**Given information**
########################################
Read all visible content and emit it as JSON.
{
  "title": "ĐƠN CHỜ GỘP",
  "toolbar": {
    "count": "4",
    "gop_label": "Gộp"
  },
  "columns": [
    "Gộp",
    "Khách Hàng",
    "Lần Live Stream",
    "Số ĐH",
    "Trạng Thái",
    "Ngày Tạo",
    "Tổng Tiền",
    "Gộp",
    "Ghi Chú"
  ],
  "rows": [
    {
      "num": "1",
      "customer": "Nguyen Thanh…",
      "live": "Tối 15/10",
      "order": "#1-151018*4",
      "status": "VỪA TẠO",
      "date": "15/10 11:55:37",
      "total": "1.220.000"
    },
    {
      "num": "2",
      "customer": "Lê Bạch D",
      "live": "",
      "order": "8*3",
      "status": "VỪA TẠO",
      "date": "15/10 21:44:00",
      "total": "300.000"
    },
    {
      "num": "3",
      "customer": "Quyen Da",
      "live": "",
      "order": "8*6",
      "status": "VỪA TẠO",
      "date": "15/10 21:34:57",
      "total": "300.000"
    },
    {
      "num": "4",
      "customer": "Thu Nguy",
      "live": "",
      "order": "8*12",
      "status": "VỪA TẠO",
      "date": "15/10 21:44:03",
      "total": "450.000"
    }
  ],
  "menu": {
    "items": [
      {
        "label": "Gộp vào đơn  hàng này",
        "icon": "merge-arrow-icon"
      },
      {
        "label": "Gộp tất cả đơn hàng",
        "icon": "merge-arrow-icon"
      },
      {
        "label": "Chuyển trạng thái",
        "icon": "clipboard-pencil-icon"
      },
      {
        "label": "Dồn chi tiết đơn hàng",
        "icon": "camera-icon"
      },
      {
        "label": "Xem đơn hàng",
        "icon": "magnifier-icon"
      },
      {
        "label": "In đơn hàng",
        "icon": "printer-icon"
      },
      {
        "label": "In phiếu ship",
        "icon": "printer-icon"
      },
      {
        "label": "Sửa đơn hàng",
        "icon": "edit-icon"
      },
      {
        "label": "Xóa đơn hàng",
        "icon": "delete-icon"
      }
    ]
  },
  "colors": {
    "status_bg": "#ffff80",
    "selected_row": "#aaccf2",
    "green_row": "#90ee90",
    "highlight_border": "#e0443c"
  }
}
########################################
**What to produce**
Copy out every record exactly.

**Finished task**
Read all visible content and emit it as JSON.
{
  "title": "ĐƠN CHỜ GỘP",
  "toolbar": {
    "count": "4",
    "gop_label": "Gộp"
  },
  "columns": [
    "Gộp",
    "Khách Hàng",
    "Lần Live Stream",
    "Số ĐH",
    "Trạng Thái",
    "Ngày Tạo",
    "Tổng Tiền",
    "Gộp",
    "Ghi Chú"
  ],
  "rows": [
    {
      "num": "1",
      "customer": "Nguyen Thanh…",
      "live": "Tối 15/10",
      "order": "#1-151018*4",
      "status": "VỪA TẠO",
      "date": "15/10 11:55:37",
      "total": "1.220.000"
    },
    {
      "num": "2",
      "customer": "Lê Bạch D",
      "live": "",
      "order": "8*3",
      "status": "VỪA TẠO",
      "date": "15/10 21:44:00",
      "total": "300.000"
    },
    {
      "num": "3",
      "customer": "Quyen Da",
      "live": "",
      "order": "8*6",
      "status": "VỪA TẠO",
      "date": "15/10 21:34:57",
      "total": "300.000"
    },
    {
      "num": "4",
      "customer": "Thu Nguy",
      "live": "",
      "order": "8*12",
      "status": "VỪA TẠO",
      "date": "15/10 21:44:03",
      "total": "450.000"
    }
  ],
  "menu": {
    "items": [
      {
        "label": "Gộp vào đơn  hàng này",
        "icon": "merge-arrow-icon"
      },
      {
        "label": "Gộp tất cả đơn hàng",
        "icon": "merge-arrow-icon"
      },
      {
        "label": "Chuyển trạng thái",
        "icon": "clipboard-pencil-icon"
      },
      {
        "label": "Dồn chi tiết đơn hàng",
        "icon": "camera-icon"
      },
      {
        "label": "Xem đơn hàng",
        "icon": "magnifier-icon"
      },
      {
        "label": "In đơn hàng",
        "icon": "printer-icon"
      },
      {
        "label": "In phiếu ship",
        "icon": "printer-icon"
      },
      {
        "label": "Sửa đơn hàng",
        "icon": "edit-icon"
      },
      {
        "label": "Xóa đơn hàng",
        "icon": "delete-icon"
      }
    ]
  },
  "colors": {
    "status_bg": "#ffff80",
    "selected_row": "#aaccf2",
    "green_row": "#90ee90",
    "highlight_border": "#e0443c"
  }
}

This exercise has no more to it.